* **Required action**
Take each line in the entries below that holds "preview" and show it.
Listed entries Start Marker
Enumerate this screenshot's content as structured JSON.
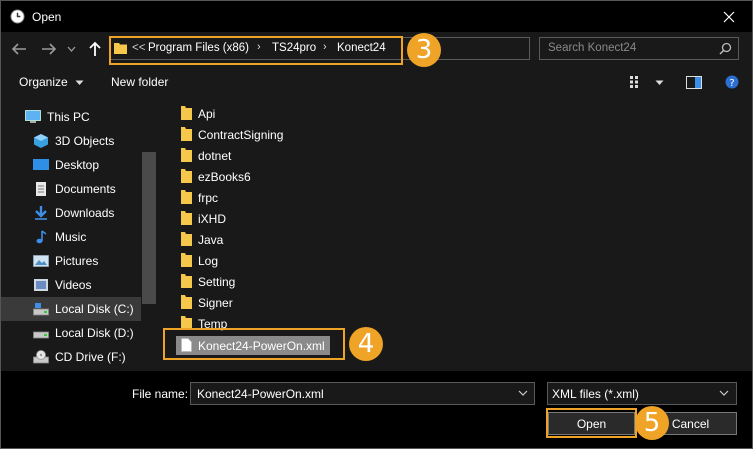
{
  "window": {
    "title": "Open"
  },
  "nav": {
    "overflow_label": "<<",
    "breadcrumb": [
      "Program Files (x86)",
      "TS24pro",
      "Konect24"
    ],
    "search_placeholder": "Search Konect24"
  },
  "toolbar": {
    "organize_label": "Organize",
    "new_folder_label": "New folder"
  },
  "sidebar": {
    "items": [
      {
        "label": "This PC",
        "icon": "pc-icon"
      },
      {
        "label": "3D Objects",
        "icon": "cube-icon"
      },
      {
        "label": "Desktop",
        "icon": "desktop-icon"
      },
      {
        "label": "Documents",
        "icon": "documents-icon"
      },
      {
        "label": "Downloads",
        "icon": "download-icon"
      },
      {
        "label": "Music",
        "icon": "music-icon"
      },
      {
        "label": "Pictures",
        "icon": "pictures-icon"
      },
      {
        "label": "Videos",
        "icon": "videos-icon"
      },
      {
        "label": "Local Disk (C:)",
        "icon": "drive-icon",
        "selected": true
      },
      {
        "label": "Local Disk (D:)",
        "icon": "drive-icon"
      },
      {
        "label": "CD Drive (F:)",
        "icon": "cd-drive-icon"
      }
    ]
  },
  "files": {
    "items": [
      {
        "name": "Api",
        "type": "folder"
      },
      {
        "name": "ContractSigning",
        "type": "folder"
      },
      {
        "name": "dotnet",
        "type": "folder"
      },
      {
        "name": "ezBooks6",
        "type": "folder"
      },
      {
        "name": "frpc",
        "type": "folder"
      },
      {
        "name": "iXHD",
        "type": "folder"
      },
      {
        "name": "Java",
        "type": "folder"
      },
      {
        "name": "Log",
        "type": "folder"
      },
      {
        "name": "Setting",
        "type": "folder"
      },
      {
        "name": "Signer",
        "type": "folder"
      },
      {
        "name": "Temp",
        "type": "folder"
      },
      {
        "name": "Konect24-PowerOn.xml",
        "type": "file",
        "selected": true
      }
    ]
  },
  "bottom": {
    "file_name_label": "File name:",
    "file_name_value": "Konect24-PowerOn.xml",
    "file_type_value": "XML files (*.xml)",
    "open_label": "Open",
    "cancel_label": "Cancel"
  },
  "callouts": {
    "step3": "3",
    "step4": "4",
    "step5": "5"
  },
  "colors": {
    "accent": "#f0a427",
    "folder": "#f5c84c",
    "window_bg": "#191919",
    "titlebar_bg": "#000000",
    "selection": "#8a8a8a"
  }
}
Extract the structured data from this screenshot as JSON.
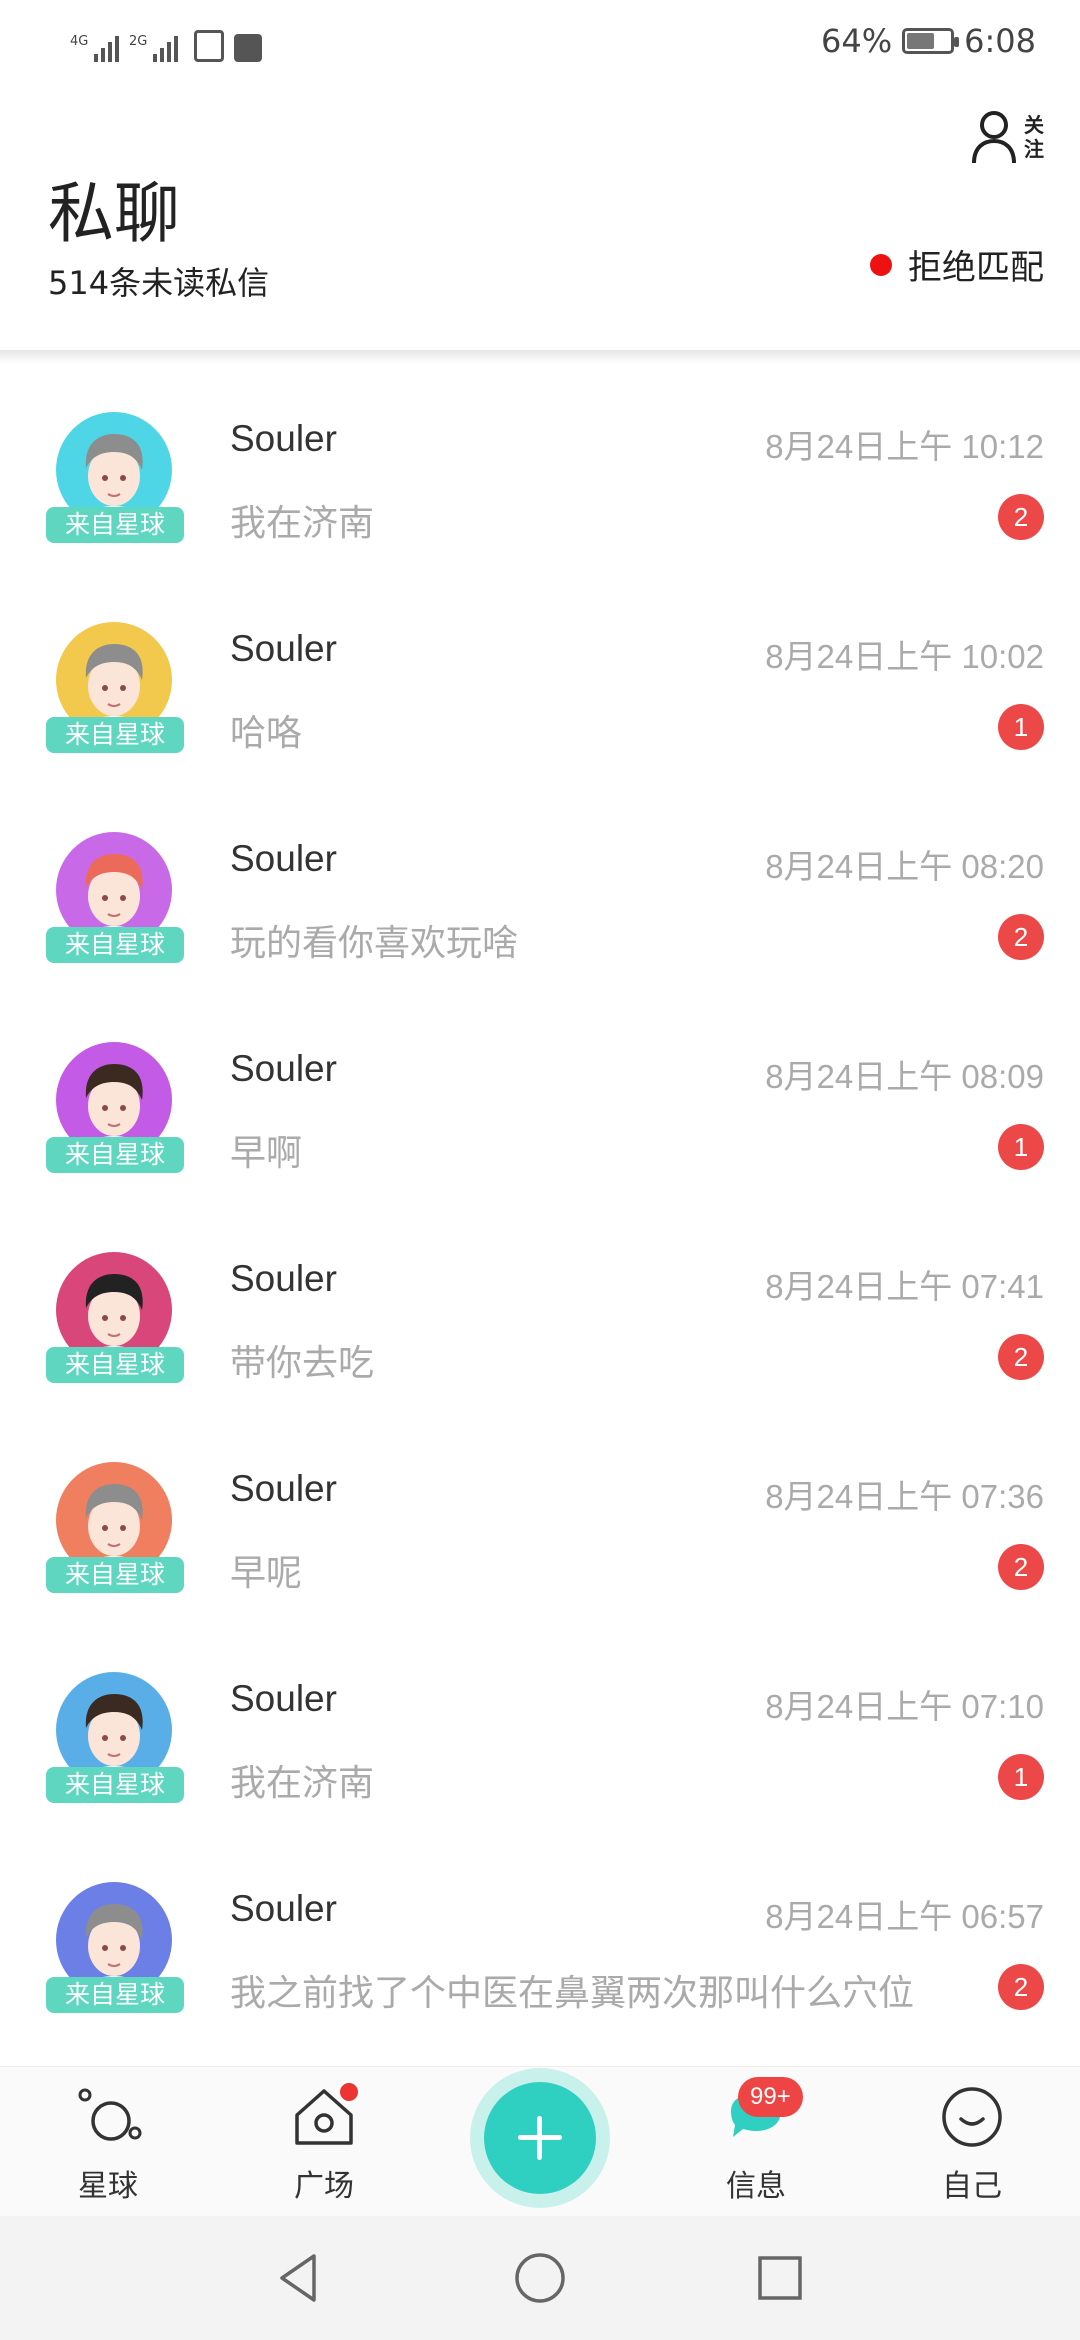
{
  "status_bar": {
    "net1": "4G",
    "net2": "2G",
    "battery_percent": "64%",
    "battery_level": 0.64,
    "time": "6:08"
  },
  "header": {
    "title": "私聊",
    "unread_summary": "514条未读私信",
    "follow_label": "关注",
    "match_toggle_label": "拒绝匹配",
    "match_dot_color": "#ee1111"
  },
  "messages": [
    {
      "sender": "Souler",
      "time": "8月24日上午 10:12",
      "preview": "我在济南",
      "unread": "2",
      "origin": "来自星球",
      "avatar_color": "#4fd6e6",
      "avatar_icon": "gray-hair-boy-avatar"
    },
    {
      "sender": "Souler",
      "time": "8月24日上午 10:02",
      "preview": "哈咯",
      "unread": "1",
      "origin": "来自星球",
      "avatar_color": "#f2c94c",
      "avatar_icon": "gray-hair-boy-avatar"
    },
    {
      "sender": "Souler",
      "time": "8月24日上午 08:20",
      "preview": "玩的看你喜欢玩啥",
      "unread": "2",
      "origin": "来自星球",
      "avatar_color": "#c86ae8",
      "avatar_icon": "red-hair-boy-avatar"
    },
    {
      "sender": "Souler",
      "time": "8月24日上午 08:09",
      "preview": "早啊",
      "unread": "1",
      "origin": "来自星球",
      "avatar_color": "#c35be6",
      "avatar_icon": "dark-hair-man-avatar"
    },
    {
      "sender": "Souler",
      "time": "8月24日上午 07:41",
      "preview": " 带你去吃",
      "unread": "2",
      "origin": "来自星球",
      "avatar_color": "#d9467a",
      "avatar_icon": "black-hair-boy-avatar"
    },
    {
      "sender": "Souler",
      "time": "8月24日上午 07:36",
      "preview": "早呢",
      "unread": "2",
      "origin": "来自星球",
      "avatar_color": "#ef7f5e",
      "avatar_icon": "gray-hair-boy-avatar"
    },
    {
      "sender": "Souler",
      "time": "8月24日上午 07:10",
      "preview": "我在济南",
      "unread": "1",
      "origin": "来自星球",
      "avatar_color": "#5aaee8",
      "avatar_icon": "dark-hair-man-avatar"
    },
    {
      "sender": "Souler",
      "time": "8月24日上午 06:57",
      "preview": "我之前找了个中医在鼻翼两次那叫什么穴位",
      "unread": "2",
      "origin": "来自星球",
      "avatar_color": "#6c7fe6",
      "avatar_icon": "gray-hair-boy-avatar"
    }
  ],
  "tab_bar": {
    "tabs": [
      {
        "label": "星球",
        "icon": "planet-icon"
      },
      {
        "label": "广场",
        "icon": "home-icon"
      },
      {
        "label": "信息",
        "icon": "chat-icon"
      },
      {
        "label": "自己",
        "icon": "smile-icon"
      }
    ],
    "messages_badge": "99+",
    "fab_icon": "plus-icon",
    "accent": "#2fd0c2"
  },
  "nav_bar": {
    "back_icon": "back-triangle-icon",
    "home_icon": "home-circle-icon",
    "recents_icon": "recents-square-icon"
  }
}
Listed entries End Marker
* **Solution to the problem**
      "preview": "我在济南",
      "preview": "哈咯",
      "preview": "玩的看你喜欢玩啥",
      "preview": "早啊",
      "preview": " 带你去吃",
      "preview": "早呢",
      "preview": "我在济南",
      "preview": "我之前找了个中医在鼻翼两次那叫什么穴位",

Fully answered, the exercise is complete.